SBS comedy Wilfred has come under fire today for taking $1.5m in government grants across two series as “a comedy about a bong-smoking dog that has sex with a cat.”
“The cult SBS series Wilfred is also peppered with profanity, full-frontal nudity and jokes about rape,” notes the Herald Sun.
The show is one of many projects that was eligible for subsidy funding through Federal and State film bodies. Film Victoria has contributed $210,000 for first series and $294,048 towards the second while Screen Australia (previously the AFC) contributed $400,000 to Series One and about $580,000 to Series Two.
But the Herald Sun has made references to its language and adult concepts with a criticism from Family First Senator Steve Fielding, who suggests the money would be better used for health and education.
SBS spokesperson Jane McMillan defended Wilfred noting its AFI Awards and pre-television Tropfest wins.
“We know that it will not be to everyone’s tastes, but it’s in the appropriate timeslot, with the appropriate rating and comes with the appropriate warnings.
“SBS, like the ABC, invests what limited budget it has in quality Australian productions because we want to tell Australian stories with an Australian voice. We want to encourage local talent.”
Thankfully Screen Australia recognises that not everybody wants their comedy safe and predictable and has funded the project which not only created employment for its cast and crew but develops the talents of its creatives.
Since being supported with government funding, Adam Zwar has gone on to create Lowdown, the upcoming ABC comedy, while Jason Gann is finalising a deal for a US version of Wilfred.
Meanwhile Family First says nothing about the 1.4m Australians who sit down for the sexually-driven gags of Two and a Half Men every weeknight (where are the family values there?), in a show that is much cheaper to buy than producing local Australian comedies.
$1.5m subsidy for sixteen episodes of television is remarkably cheap, when one hour of Australian drama costs between $500,000 – $800,000.
Shouldn’t the story really have asked Screen Australia and Film Victoria to justify their funding decisions?
Maybe it was a better story because Satisfaction is off air and Home and Away is currently lacking gay sub-plots.
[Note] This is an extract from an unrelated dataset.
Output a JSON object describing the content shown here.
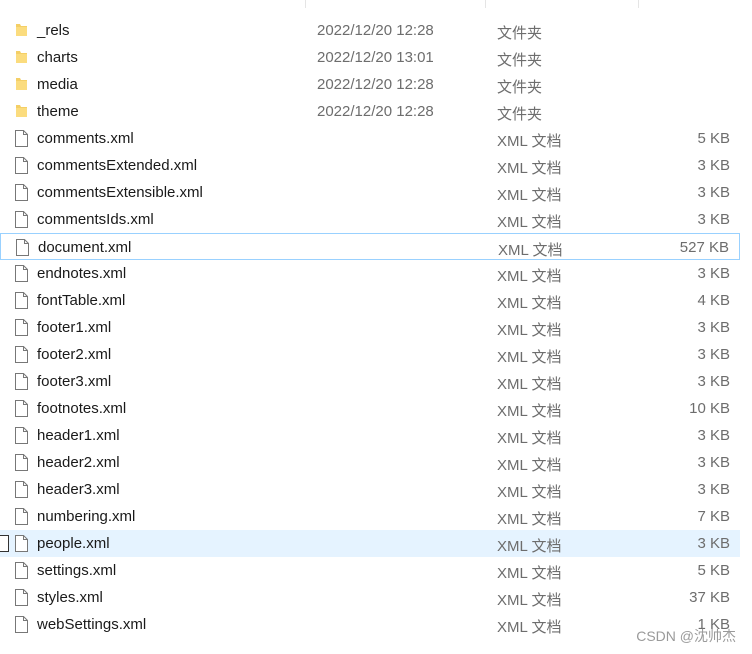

Maybe it made for a better headline than “Aussie comedy set for US remake.” A more valid question might have even been “Critical hit, but who is watching?”
If SBS is really lucky, the controversy might be enough to bring more eyeballs to the show anyway….
Source: Herald Sun